- Less than 31 days service: By the beginning of the first regularly scheduled work period after the end of the calendar day of duty, plus time required to return home safely and an eight hour rest period. If this is impossible or unreasonable, then as soon as possible.
- 31 to 180 days: The employee must apply for reemployment no later than 14 days after completion of military service. If this is impossible or unreasonable through no fault of the employee, then as soon as possible
- 181 days or more: The employee must apply for reemployment no later than 90 days after completion of military service.
- Service-connected injury or illness: Reporting or application deadlines are extended for up to two years for persons who are hospitalized or convalescing.
Health and pension plan coverage for servicemembers is also addressed by USERRA. Individuals performing military duty of more than 30 days may elect to continue employer sponsored health care for up to 24 months; however, they may be required to pay up to 102 percent of the full premium. For military service of less than 31 days, health care coverage is provided as if the servicemember had remained employed. USERRA pension protections apply to defined benefit plans and defined contribution plans as well as plans provided under federal or state laws governing pension benefits for government employees.
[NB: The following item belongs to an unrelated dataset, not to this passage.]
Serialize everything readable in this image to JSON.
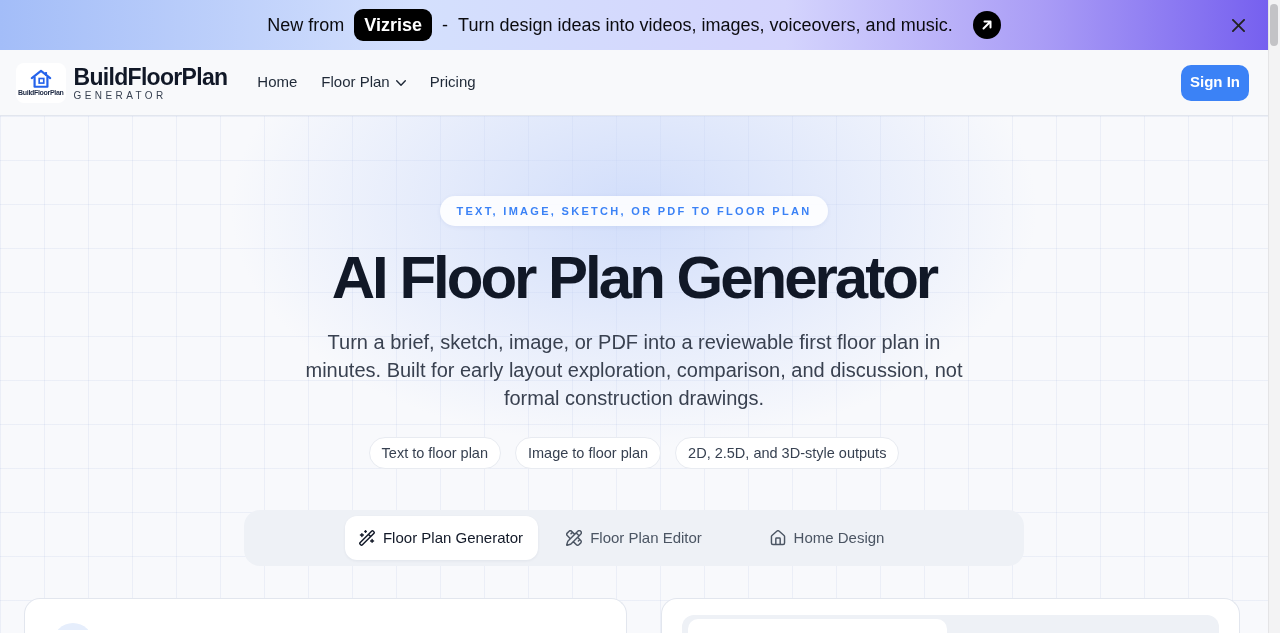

For purposes of pension plan participation, vesting, and accrual of benefits, USERRA treats military service as continuous service with the employer.